**Exercise instructions:** Each line with the word "selected" must appear in the answer, copied from the records.

**Data for the task:**
——————————

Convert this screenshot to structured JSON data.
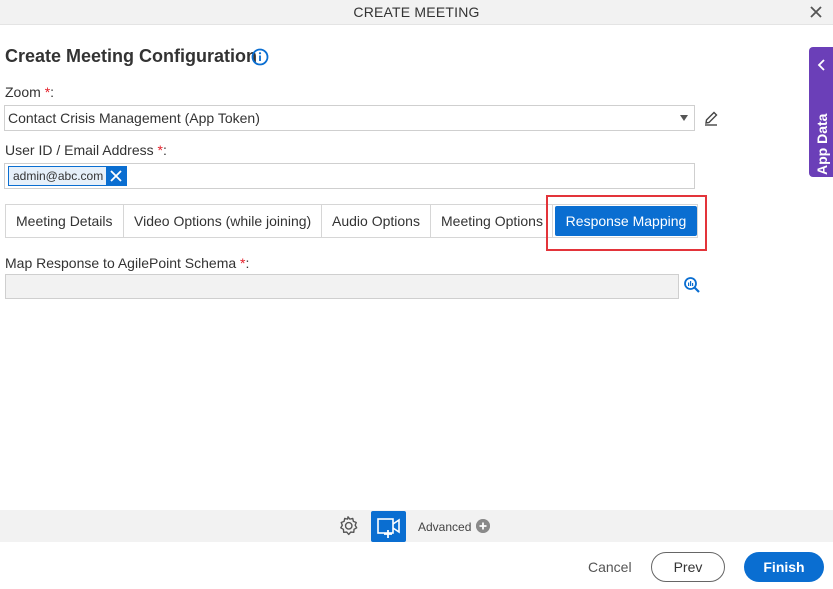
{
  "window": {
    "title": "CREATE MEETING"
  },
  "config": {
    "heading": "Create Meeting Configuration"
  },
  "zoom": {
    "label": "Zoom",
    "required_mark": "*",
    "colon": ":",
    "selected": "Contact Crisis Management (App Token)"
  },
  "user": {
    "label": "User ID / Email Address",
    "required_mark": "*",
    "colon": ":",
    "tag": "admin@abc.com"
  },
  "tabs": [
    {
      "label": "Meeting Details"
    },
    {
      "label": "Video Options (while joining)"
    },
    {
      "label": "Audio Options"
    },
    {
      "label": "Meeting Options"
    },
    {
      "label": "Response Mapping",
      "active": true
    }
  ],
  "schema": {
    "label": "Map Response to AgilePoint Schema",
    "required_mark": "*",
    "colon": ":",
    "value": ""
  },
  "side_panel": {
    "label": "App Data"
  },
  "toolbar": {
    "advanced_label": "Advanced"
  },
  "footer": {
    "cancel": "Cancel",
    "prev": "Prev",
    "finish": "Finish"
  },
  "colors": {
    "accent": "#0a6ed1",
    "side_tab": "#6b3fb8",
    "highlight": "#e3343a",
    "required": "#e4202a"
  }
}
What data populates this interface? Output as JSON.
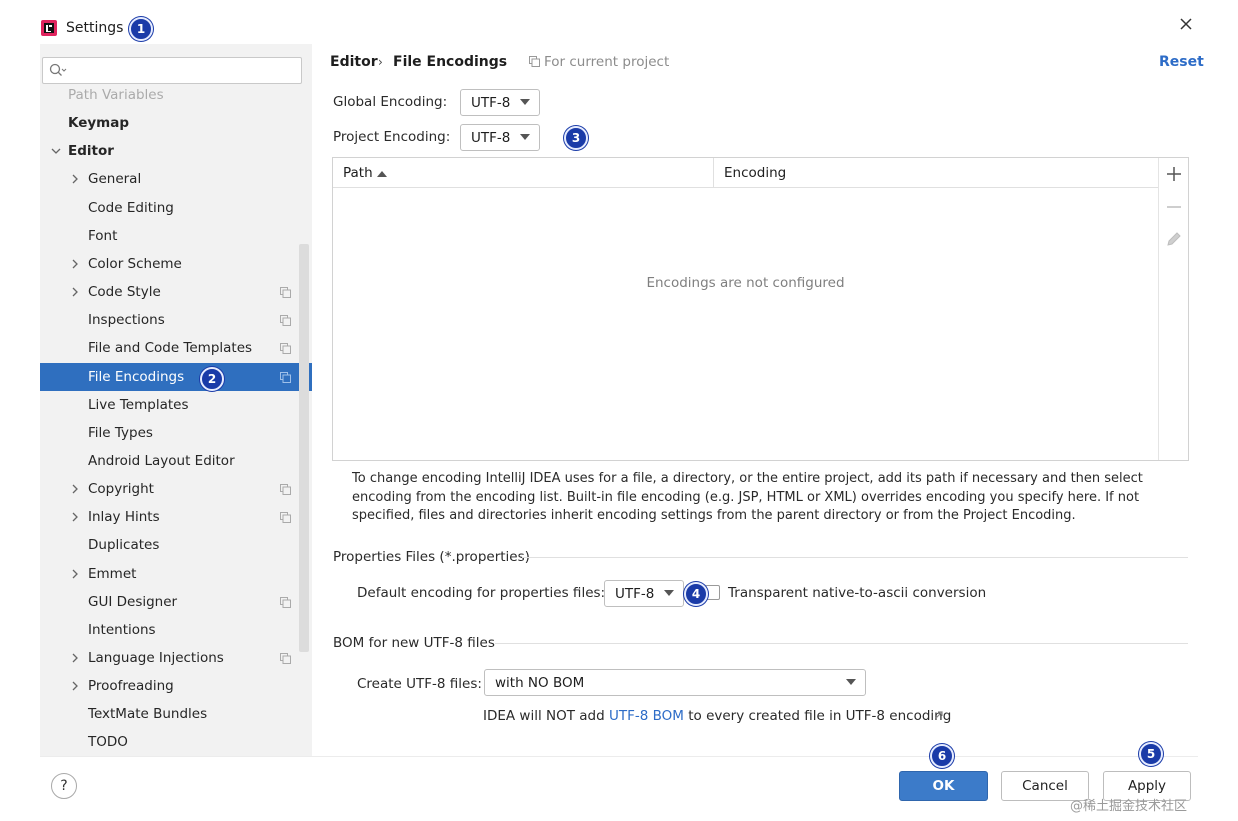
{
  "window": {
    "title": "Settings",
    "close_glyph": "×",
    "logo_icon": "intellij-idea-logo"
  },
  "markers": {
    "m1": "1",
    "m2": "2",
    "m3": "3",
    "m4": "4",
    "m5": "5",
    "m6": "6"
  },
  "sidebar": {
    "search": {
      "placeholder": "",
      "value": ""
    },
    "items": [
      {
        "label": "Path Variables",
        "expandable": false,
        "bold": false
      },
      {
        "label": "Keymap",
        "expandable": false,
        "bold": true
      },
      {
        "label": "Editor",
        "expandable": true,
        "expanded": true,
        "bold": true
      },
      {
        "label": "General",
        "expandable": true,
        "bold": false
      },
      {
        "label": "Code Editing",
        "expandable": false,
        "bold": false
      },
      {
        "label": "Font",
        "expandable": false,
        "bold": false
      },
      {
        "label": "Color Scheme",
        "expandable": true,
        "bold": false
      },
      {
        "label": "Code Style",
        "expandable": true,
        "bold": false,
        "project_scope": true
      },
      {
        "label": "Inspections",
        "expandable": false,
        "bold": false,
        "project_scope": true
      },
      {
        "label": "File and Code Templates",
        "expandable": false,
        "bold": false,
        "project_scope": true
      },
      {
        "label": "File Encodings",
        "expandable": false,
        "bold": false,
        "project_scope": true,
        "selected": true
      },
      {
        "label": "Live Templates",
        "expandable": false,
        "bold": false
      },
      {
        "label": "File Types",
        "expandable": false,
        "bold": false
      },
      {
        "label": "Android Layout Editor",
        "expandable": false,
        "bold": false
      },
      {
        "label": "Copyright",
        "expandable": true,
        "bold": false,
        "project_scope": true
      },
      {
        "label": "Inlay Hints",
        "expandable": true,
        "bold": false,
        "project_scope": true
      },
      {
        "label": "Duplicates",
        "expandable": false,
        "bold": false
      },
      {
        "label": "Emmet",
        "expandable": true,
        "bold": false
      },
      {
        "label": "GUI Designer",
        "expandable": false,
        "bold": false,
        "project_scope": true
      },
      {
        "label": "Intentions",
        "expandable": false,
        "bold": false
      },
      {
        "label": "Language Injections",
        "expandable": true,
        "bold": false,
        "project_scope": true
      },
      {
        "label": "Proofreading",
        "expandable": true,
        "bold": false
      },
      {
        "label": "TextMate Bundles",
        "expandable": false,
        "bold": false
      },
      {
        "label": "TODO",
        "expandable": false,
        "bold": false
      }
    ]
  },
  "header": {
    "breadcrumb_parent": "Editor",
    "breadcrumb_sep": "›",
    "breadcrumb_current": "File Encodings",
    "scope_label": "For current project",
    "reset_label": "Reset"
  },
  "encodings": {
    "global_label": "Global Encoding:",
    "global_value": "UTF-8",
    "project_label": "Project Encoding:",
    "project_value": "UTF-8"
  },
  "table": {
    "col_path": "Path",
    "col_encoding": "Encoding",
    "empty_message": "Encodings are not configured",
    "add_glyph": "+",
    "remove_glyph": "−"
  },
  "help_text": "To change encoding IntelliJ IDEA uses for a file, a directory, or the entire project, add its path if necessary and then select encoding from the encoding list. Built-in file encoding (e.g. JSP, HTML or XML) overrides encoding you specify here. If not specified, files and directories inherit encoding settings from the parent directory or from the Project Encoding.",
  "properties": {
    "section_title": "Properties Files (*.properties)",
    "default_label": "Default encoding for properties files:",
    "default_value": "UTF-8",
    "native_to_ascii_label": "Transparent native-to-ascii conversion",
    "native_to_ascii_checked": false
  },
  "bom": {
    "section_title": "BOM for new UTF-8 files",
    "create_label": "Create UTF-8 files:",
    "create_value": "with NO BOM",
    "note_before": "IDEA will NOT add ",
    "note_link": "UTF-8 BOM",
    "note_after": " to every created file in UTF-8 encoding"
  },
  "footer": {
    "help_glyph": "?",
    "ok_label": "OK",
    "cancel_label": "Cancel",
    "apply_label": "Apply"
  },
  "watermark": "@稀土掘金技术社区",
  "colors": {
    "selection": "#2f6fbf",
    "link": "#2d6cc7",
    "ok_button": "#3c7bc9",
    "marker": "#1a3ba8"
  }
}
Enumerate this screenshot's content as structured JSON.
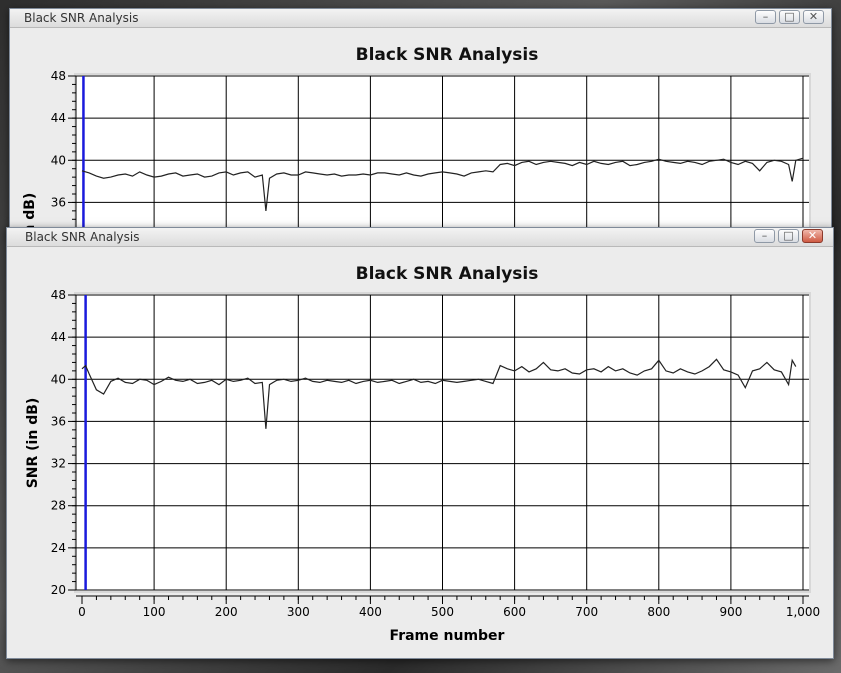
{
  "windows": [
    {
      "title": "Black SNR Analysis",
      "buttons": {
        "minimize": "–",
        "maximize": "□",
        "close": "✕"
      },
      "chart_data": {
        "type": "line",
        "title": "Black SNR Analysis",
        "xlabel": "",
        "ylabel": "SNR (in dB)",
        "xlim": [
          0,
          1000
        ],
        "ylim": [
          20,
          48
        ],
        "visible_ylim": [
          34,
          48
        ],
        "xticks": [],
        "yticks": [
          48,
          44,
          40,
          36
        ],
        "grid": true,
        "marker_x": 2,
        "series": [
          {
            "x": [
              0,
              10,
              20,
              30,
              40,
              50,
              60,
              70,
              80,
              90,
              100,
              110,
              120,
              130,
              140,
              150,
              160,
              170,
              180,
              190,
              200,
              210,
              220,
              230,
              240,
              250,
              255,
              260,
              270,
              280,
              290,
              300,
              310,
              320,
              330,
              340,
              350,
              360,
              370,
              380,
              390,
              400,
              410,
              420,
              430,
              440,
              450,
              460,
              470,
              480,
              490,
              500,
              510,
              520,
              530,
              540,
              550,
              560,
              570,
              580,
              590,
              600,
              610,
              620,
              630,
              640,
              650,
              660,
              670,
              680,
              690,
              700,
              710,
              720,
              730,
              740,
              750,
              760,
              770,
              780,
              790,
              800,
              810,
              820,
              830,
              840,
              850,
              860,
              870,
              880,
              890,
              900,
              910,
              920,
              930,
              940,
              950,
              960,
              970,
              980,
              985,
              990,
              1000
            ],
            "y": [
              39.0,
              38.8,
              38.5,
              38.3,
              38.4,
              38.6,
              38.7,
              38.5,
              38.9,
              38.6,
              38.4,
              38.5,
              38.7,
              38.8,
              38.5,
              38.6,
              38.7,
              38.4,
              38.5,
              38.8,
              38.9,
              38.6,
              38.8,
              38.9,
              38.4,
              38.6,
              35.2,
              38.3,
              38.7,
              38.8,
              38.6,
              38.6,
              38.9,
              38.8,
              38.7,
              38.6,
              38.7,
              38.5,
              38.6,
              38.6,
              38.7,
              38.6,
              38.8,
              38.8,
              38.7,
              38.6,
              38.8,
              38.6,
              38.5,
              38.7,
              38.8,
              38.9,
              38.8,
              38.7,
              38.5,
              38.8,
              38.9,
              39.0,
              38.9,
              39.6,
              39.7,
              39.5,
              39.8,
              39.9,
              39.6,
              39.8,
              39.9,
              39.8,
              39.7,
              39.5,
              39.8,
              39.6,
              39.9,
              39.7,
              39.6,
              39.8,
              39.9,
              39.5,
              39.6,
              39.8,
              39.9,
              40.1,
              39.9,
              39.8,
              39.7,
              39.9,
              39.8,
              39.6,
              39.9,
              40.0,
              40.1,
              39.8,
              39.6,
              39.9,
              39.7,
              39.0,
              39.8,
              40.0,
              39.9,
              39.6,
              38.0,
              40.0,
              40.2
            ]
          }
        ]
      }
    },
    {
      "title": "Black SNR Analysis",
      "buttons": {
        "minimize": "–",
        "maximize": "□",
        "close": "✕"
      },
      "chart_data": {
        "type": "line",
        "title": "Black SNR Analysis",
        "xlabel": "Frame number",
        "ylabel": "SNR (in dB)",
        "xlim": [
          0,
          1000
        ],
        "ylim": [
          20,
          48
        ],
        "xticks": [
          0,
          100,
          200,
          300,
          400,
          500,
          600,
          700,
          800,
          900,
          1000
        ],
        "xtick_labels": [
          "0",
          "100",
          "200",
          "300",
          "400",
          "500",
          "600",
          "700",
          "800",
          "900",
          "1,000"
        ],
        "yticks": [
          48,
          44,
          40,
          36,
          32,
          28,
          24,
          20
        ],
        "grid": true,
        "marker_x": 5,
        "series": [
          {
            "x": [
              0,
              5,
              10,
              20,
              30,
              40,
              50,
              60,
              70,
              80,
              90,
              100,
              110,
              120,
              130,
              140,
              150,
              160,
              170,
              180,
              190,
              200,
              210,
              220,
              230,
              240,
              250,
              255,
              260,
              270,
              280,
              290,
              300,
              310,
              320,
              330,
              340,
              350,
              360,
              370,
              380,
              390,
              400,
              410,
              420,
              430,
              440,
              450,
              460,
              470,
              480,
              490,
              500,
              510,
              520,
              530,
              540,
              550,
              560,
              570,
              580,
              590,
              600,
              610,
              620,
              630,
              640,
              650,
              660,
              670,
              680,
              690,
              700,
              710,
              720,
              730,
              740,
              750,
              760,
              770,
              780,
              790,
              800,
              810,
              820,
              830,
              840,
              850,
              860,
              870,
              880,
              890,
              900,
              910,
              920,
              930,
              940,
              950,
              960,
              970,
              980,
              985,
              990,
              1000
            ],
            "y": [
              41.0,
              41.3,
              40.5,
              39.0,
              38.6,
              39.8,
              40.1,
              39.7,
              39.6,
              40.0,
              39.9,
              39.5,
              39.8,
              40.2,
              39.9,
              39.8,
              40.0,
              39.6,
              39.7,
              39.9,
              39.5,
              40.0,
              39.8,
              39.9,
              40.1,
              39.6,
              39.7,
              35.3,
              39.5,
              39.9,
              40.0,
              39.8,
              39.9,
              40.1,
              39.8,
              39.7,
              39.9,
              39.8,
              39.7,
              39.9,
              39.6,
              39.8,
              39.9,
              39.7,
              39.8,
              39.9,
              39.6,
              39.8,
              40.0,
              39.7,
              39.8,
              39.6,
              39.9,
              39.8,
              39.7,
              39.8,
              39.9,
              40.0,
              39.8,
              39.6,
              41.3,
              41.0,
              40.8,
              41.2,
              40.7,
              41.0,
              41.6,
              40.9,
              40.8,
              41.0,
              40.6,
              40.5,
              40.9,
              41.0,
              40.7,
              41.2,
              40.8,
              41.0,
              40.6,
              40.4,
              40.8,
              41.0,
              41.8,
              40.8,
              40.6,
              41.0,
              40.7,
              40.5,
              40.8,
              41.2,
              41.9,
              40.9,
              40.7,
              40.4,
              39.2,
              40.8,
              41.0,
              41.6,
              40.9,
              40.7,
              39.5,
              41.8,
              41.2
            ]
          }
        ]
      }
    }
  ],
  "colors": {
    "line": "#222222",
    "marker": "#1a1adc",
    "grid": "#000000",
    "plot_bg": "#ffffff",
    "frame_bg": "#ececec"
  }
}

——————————

**Reply:**
    "selected": "Contact Crisis Management (App Token)"
        "selected": true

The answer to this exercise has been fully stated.